* Speaking of suicide, controversy over the prosecution of the late Aaron Swartz rages on. [How Appealing and Instapundit]
* Professor Ann Althouse isn’t a fan of the “if we can save one life” argument for gun control. [Althouse]
* I don’t know anything about football, but even I chuckled at this. [Life in Biglaw]
Last month, in the inaugural post in our series of Law School Success Stories, we focused on the theme of “the value of thrift.” We outlined a “low risk” approach to law school, profiling happy law school graduates who secured their law degrees without going into excessive debt — under $50K upon graduation, which is the recommendation of Professor Brian Tamanaha, author of a new book (affiliate link) about reforming legal education.
Today we’re going to cover the flip side: the “high risk, high reward” approach to legal education. In some ways this is a dangerous theme. The promise of Biglaw bucks is the siren song that leads many to crash on the rocks of joblessness and crippling debt (as Will Meyerhofer discussed earlier today).
Some law schools clearlyexaggerate the ability of a legal education to increase a person’s career prospects and earning potential. But for some subset of law students, however small, law school does turn out to be a golden ticket. Their numbers might be inflated, but they do exist. Law school has allowed these individuals to increase their incomes dramatically. And — shocker! — many of these J.D. holders actually enjoy their lucrative new jobs.
Read about a young woman who went from being a secretary to having a secretary — along with a six-figure paycheck.
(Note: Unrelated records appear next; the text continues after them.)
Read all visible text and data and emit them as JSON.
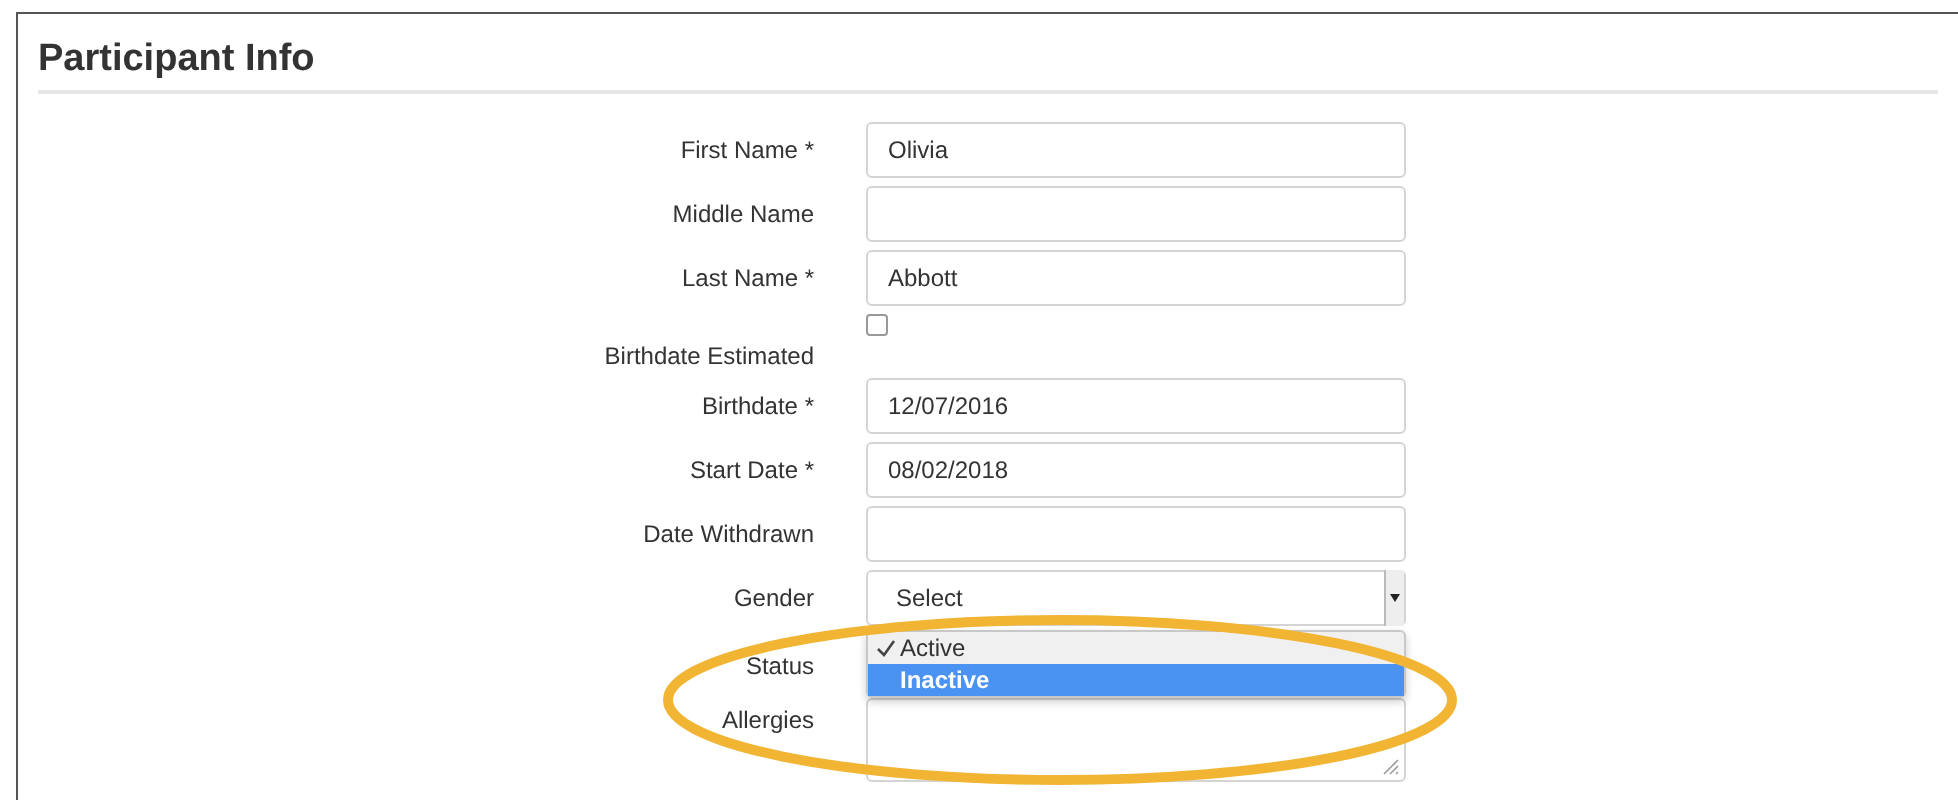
{
  "section": {
    "title": "Participant Info"
  },
  "fields": [
    {
      "kind": "text",
      "label": "First Name *",
      "value": "Olivia"
    },
    {
      "kind": "text",
      "label": "Middle Name"
    },
    {
      "kind": "text",
      "label": "Last Name *",
      "value": "Abbott"
    },
    {
      "kind": "checkbox",
      "label": "Birthdate Estimated",
      "checked": false
    },
    {
      "kind": "text",
      "label": "Birthdate *",
      "value": "12/07/2016"
    },
    {
      "kind": "text",
      "label": "Start Date *",
      "value": "08/02/2018"
    },
    {
      "kind": "text",
      "label": "Date Withdrawn"
    },
    {
      "kind": "select",
      "label": "Gender",
      "value": "Select"
    },
    {
      "kind": "open-select",
      "label": "Status",
      "options": [
        {
          "label": "Active",
          "selected": true,
          "highlighted": false
        },
        {
          "label": "Inactive",
          "selected": false,
          "highlighted": true
        }
      ]
    },
    {
      "kind": "textarea",
      "label": "Allergies"
    }
  ],
  "annotation": {
    "kind": "ellipse"
  }
}
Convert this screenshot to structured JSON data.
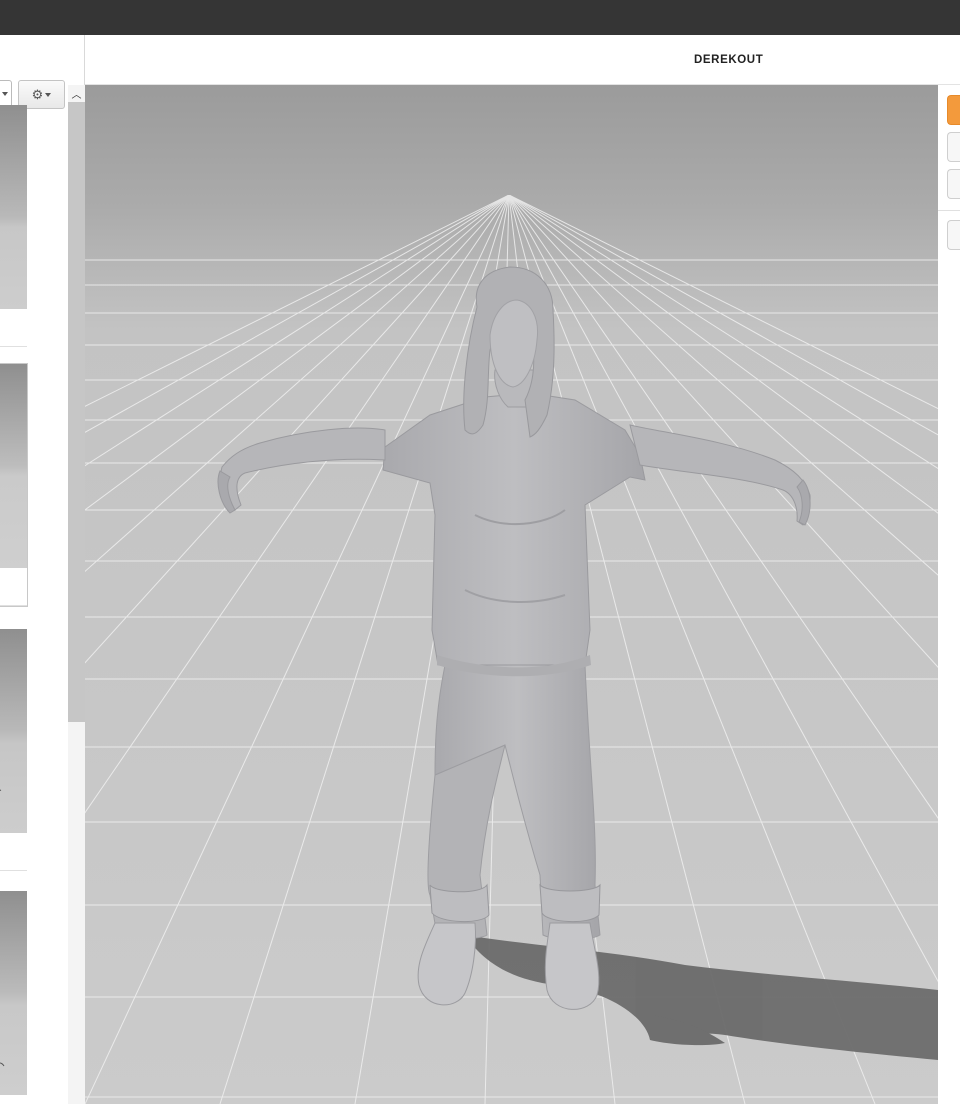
{
  "header": {
    "model_title": "DEREKOUT"
  },
  "toolbar": {
    "settings_icon": "gear-icon",
    "settings_caret_icon": "caret-down-icon",
    "dropdown_caret_icon": "caret-down-icon"
  },
  "sidebar": {
    "scroll_up_icon": "chevron-up-icon",
    "thumbnails": [
      {
        "name": "thumbnail-1",
        "selected": false
      },
      {
        "name": "thumbnail-2",
        "selected": true
      },
      {
        "name": "thumbnail-3",
        "selected": false
      },
      {
        "name": "thumbnail-4",
        "selected": false
      }
    ]
  },
  "right_panel": {
    "buttons": [
      {
        "name": "view-mode-button-1",
        "active": true
      },
      {
        "name": "view-mode-button-2",
        "active": false
      },
      {
        "name": "view-mode-button-3",
        "active": false
      },
      {
        "name": "view-mode-button-4",
        "active": false
      }
    ]
  },
  "colors": {
    "titlebar": "#353535",
    "accent": "#f39a3c",
    "model_fill": "#b8b8bb",
    "floor": "#c9c9c9",
    "grid_line": "#f2f2f2",
    "shadow": "#6a6a6a"
  }
}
Meet a young man with a rather unmarketable undergraduate degree who now, thanks to law school, makes bank in New York City.
Here’s another way of describing today’s success stories: “Fairy tales can come true, it can happen to you….”